And the money? Oh, they had the money. In the 1980s, their label Phonogram invested millions in the band, who infamously racked up debts of almost seven million pounds. (A scenario perhaps referenced in last year’s Love and Money comeback LP, The Devil’s Debt). “The 1980s was the age of excess, and I’m incredibly fortunate have been part of it,” Grant reflects. “There’s a lot talked about money being lavished on us, but it was all on our music and marketing – we were on wages of 150 quid a week,” he says. “Money kind of didn’t matter in those days. We never took it too seriously.”
This attitude was common in 1980s Scottish pop: Lloyd Cole wryly titled an album Mainstream, Deacon Blue did the similar with When The World Knows Your Name, and Love and Money’s funk-strutting debut single, Candybar Express, had tongue firmly lodged in cheek. “When I wrote Candybar Express, I was in the back of the van with Friends Again,” Grant recalls. “I thought, ‘I’ll write a song like Wham’s Young Guns, only it’ll be more cynical’– and so I did. Then one of the guys from Duran Duran heard it [Andy Taylor, who produced the single] and it got out of control,” he says.
But he has no regrets. “I think it’s one of the most sarcastic songs ever written, I’m proud to say. The unfortunate thing is that it wasn’t a worldwide smash, which defeated the purpose to a point, and made it a bit of an albatross around my neck. I suppose I’ve been anxious to prove I’m a bit more than a haircut ever since.” It bears noting that in 2002, Grant released an LP called I Shot the Albatross, whose measured fusion of music with poetry (MacCaig, Blake, Rimbaud) was at odds with the pop excess of their debut single.

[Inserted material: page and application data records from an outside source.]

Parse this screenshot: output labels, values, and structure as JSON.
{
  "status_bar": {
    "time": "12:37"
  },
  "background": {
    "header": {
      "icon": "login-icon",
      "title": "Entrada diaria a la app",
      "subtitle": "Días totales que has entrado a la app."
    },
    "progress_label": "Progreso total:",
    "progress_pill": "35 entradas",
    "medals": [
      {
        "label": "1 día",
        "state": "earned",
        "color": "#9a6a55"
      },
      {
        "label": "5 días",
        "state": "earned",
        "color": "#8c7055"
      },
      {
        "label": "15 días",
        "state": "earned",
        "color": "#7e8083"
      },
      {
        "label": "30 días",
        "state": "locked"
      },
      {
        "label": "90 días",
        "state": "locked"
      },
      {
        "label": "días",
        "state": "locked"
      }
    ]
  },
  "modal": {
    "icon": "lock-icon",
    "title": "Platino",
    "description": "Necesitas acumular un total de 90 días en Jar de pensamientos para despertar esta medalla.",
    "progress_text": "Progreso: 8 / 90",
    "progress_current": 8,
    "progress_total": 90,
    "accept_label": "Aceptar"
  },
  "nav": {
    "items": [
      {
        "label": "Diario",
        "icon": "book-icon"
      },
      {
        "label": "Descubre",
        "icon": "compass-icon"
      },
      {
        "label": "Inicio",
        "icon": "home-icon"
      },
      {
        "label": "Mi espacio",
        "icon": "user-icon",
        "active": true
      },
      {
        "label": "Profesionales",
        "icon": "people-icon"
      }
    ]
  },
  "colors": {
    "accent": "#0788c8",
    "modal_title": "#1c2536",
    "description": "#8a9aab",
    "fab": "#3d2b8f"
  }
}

There’s a lovely continuity than runs through Grant’s canon: perhaps the letter in 1991’s Looking For Angeline is the long-awaited reply from 1988’s Jocelyn Square; and there are dreams all over the shop, from the sage counsel of 1998’s great pop hope, Hallelujah Man (“dreams don’t become their people; people become their dreams”) to the perpetual reverie of 1991’s Winter (“I wish this dream would end”). It renders Grant’s body of work familiar and coherent, despite its varied musical styles, which veer from funk to folk via country. The other constant is his luxuriant baritone. “Oh, I hated my voice until quite recently,” he counters. “I have to say, I’m really comfortable with it now, but it’s taken me a long time to get here. I’ve forgiven myself for my voice, if you like.”

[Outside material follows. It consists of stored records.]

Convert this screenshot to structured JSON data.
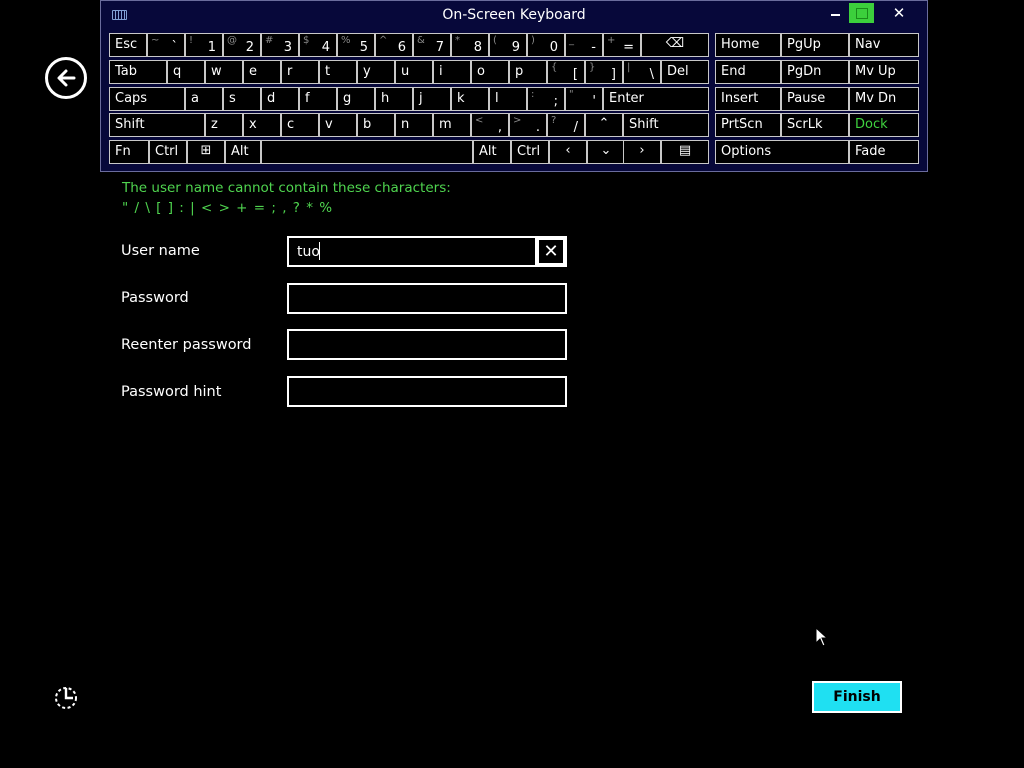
{
  "osk": {
    "title": "On-Screen Keyboard",
    "close": "✕",
    "rows": [
      [
        {
          "name": "key-esc",
          "label": "Esc"
        },
        {
          "name": "key-tilde",
          "sec": "~",
          "pri": "`"
        },
        {
          "name": "key-1",
          "sec": "!",
          "pri": "1"
        },
        {
          "name": "key-2",
          "sec": "@",
          "pri": "2"
        },
        {
          "name": "key-3",
          "sec": "#",
          "pri": "3"
        },
        {
          "name": "key-4",
          "sec": "$",
          "pri": "4"
        },
        {
          "name": "key-5",
          "sec": "%",
          "pri": "5"
        },
        {
          "name": "key-6",
          "sec": "^",
          "pri": "6"
        },
        {
          "name": "key-7",
          "sec": "&",
          "pri": "7"
        },
        {
          "name": "key-8",
          "sec": "*",
          "pri": "8"
        },
        {
          "name": "key-9",
          "sec": "(",
          "pri": "9"
        },
        {
          "name": "key-0",
          "sec": ")",
          "pri": "0"
        },
        {
          "name": "key-minus",
          "sec": "_",
          "pri": "-"
        },
        {
          "name": "key-equals",
          "sec": "+",
          "pri": "="
        },
        {
          "name": "key-backspace",
          "icon": "⌫"
        },
        {
          "name": "key-home",
          "label": "Home"
        },
        {
          "name": "key-pgup",
          "label": "PgUp"
        },
        {
          "name": "key-nav",
          "label": "Nav"
        }
      ],
      [
        {
          "name": "key-tab",
          "label": "Tab"
        },
        {
          "name": "key-q",
          "label": "q"
        },
        {
          "name": "key-w",
          "label": "w"
        },
        {
          "name": "key-e",
          "label": "e"
        },
        {
          "name": "key-r",
          "label": "r"
        },
        {
          "name": "key-t",
          "label": "t"
        },
        {
          "name": "key-y",
          "label": "y"
        },
        {
          "name": "key-u",
          "label": "u"
        },
        {
          "name": "key-i",
          "label": "i"
        },
        {
          "name": "key-o",
          "label": "o"
        },
        {
          "name": "key-p",
          "label": "p"
        },
        {
          "name": "key-lbracket",
          "sec": "{",
          "pri": "["
        },
        {
          "name": "key-rbracket",
          "sec": "}",
          "pri": "]"
        },
        {
          "name": "key-backslash",
          "sec": "|",
          "pri": "\\"
        },
        {
          "name": "key-del",
          "label": "Del"
        },
        {
          "name": "key-end",
          "label": "End"
        },
        {
          "name": "key-pgdn",
          "label": "PgDn"
        },
        {
          "name": "key-mvup",
          "label": "Mv Up"
        }
      ],
      [
        {
          "name": "key-caps",
          "label": "Caps"
        },
        {
          "name": "key-a",
          "label": "a"
        },
        {
          "name": "key-s",
          "label": "s"
        },
        {
          "name": "key-d",
          "label": "d"
        },
        {
          "name": "key-f",
          "label": "f"
        },
        {
          "name": "key-g",
          "label": "g"
        },
        {
          "name": "key-h",
          "label": "h"
        },
        {
          "name": "key-j",
          "label": "j"
        },
        {
          "name": "key-k",
          "label": "k"
        },
        {
          "name": "key-l",
          "label": "l"
        },
        {
          "name": "key-semicolon",
          "sec": ":",
          "pri": ";"
        },
        {
          "name": "key-quote",
          "sec": "\"",
          "pri": "'"
        },
        {
          "name": "key-enter",
          "label": "Enter"
        },
        {
          "name": "key-insert",
          "label": "Insert"
        },
        {
          "name": "key-pause",
          "label": "Pause"
        },
        {
          "name": "key-mvdn",
          "label": "Mv Dn"
        }
      ],
      [
        {
          "name": "key-shift-left",
          "label": "Shift"
        },
        {
          "name": "key-z",
          "label": "z"
        },
        {
          "name": "key-x",
          "label": "x"
        },
        {
          "name": "key-c",
          "label": "c"
        },
        {
          "name": "key-v",
          "label": "v"
        },
        {
          "name": "key-b",
          "label": "b"
        },
        {
          "name": "key-n",
          "label": "n"
        },
        {
          "name": "key-m",
          "label": "m"
        },
        {
          "name": "key-comma",
          "sec": "<",
          "pri": ","
        },
        {
          "name": "key-period",
          "sec": ">",
          "pri": "."
        },
        {
          "name": "key-slash",
          "sec": "?",
          "pri": "/"
        },
        {
          "name": "key-up",
          "icon": "⌃"
        },
        {
          "name": "key-shift-right",
          "label": "Shift"
        },
        {
          "name": "key-prtscn",
          "label": "PrtScn"
        },
        {
          "name": "key-scrlk",
          "label": "ScrLk"
        },
        {
          "name": "key-dock",
          "label": "Dock",
          "green": true
        }
      ],
      [
        {
          "name": "key-fn",
          "label": "Fn"
        },
        {
          "name": "key-ctrl-left",
          "label": "Ctrl"
        },
        {
          "name": "key-windows",
          "icon": "⊞"
        },
        {
          "name": "key-alt-left",
          "label": "Alt"
        },
        {
          "name": "key-space",
          "label": ""
        },
        {
          "name": "key-alt-right",
          "label": "Alt"
        },
        {
          "name": "key-ctrl-right",
          "label": "Ctrl"
        },
        {
          "name": "key-left",
          "icon": "‹"
        },
        {
          "name": "key-down",
          "icon": "⌄"
        },
        {
          "name": "key-right",
          "icon": "›"
        },
        {
          "name": "key-menu",
          "icon": "▤"
        },
        {
          "name": "key-options",
          "label": "Options"
        },
        {
          "name": "key-fade",
          "label": "Fade"
        }
      ]
    ]
  },
  "form": {
    "warning_title": "The user name cannot contain these characters:",
    "warning_chars": "\" / \\ [ ] : | < > + = ; , ? * %",
    "username_label": "User name",
    "username_value": "tuo",
    "password_label": "Password",
    "reenter_label": "Reenter password",
    "hint_label": "Password hint",
    "clear_icon": "✕"
  },
  "finish_label": "Finish",
  "colors": {
    "accent": "#1fe0f2",
    "warning": "#4fd44f",
    "keyboard_bg": "#07083a",
    "dock_green": "#3fd23f"
  },
  "icons": [
    "back-arrow-icon",
    "ease-of-access-icon",
    "keyboard-icon",
    "backspace-icon",
    "windows-icon",
    "mouse-pointer-icon"
  ]
}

He continues: “I suppose part of it is that I was firmly enrolled in the Blue Nile school of music for a long time, in the sense that everything had to be perfect and every note had to have meaning. And I think that’s a good school, but when I started working with Karen [Matheson] and Donald [Shaw] it opened my mind to a more natural approach. Making music with them just didn’t seem to be a problem,” he offers.
“So, now, when I do things – Love and Money, or this Phil and Aly thing, or even if I do something with Friends Again – if it’s fun, then I’m up for it,” he says. “That’s where I am these days.”

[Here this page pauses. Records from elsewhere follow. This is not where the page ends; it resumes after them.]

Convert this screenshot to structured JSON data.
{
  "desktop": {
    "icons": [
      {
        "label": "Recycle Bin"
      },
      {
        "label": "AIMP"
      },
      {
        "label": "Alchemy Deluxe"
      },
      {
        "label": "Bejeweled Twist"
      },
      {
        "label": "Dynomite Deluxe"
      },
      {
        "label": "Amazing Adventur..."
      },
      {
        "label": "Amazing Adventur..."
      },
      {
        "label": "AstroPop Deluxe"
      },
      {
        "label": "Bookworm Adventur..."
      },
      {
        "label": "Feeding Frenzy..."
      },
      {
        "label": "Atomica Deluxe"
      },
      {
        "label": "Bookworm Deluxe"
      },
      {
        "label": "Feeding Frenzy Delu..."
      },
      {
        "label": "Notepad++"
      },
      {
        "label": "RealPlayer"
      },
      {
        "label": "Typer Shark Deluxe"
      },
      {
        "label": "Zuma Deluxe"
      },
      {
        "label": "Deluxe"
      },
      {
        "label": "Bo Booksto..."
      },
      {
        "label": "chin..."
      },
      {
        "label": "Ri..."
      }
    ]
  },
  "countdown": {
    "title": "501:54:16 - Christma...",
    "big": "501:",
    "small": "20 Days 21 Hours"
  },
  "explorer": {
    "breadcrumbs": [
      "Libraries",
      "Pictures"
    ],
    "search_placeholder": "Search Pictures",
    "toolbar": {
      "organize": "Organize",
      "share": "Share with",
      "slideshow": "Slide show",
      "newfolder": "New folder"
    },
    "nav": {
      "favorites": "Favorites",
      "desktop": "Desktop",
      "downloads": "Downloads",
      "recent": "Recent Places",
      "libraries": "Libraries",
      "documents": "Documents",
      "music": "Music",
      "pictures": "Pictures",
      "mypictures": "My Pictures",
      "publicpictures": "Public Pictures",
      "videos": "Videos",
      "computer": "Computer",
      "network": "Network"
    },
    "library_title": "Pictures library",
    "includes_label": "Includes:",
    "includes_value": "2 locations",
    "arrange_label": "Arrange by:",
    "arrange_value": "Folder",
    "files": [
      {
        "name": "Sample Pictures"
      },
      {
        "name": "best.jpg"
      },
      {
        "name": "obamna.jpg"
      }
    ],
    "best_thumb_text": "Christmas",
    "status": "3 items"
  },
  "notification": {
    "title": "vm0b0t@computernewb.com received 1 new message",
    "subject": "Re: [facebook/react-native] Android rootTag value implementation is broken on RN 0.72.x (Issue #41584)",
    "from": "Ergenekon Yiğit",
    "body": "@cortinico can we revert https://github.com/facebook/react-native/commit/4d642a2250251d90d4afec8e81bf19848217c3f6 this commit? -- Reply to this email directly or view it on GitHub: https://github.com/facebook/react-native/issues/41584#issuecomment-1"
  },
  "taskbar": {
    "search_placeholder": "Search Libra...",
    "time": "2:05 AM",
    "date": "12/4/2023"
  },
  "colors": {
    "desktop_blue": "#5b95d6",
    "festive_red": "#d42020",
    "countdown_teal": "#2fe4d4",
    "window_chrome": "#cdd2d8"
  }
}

There’s nowhere you can be that isn’t where you’re meant to be.
RSNO St Andrew’s Party with Phil and Aly, Glasgow Royal Concert Hall, November 30, 7.30pm. James Grant also plays Aberdeen Lemon Tree on December 8, and Glasgow Tron Theatre (Celtic Connections) on January 23 and 24, 2014.
Jazzateers interview w/ Love and Money’s Douglas MacIntyre (The Herald, June 2013)
Lloyd Cole interview (The Herald, June 2013)
Deacon Blue interview (The Herald, September 2012)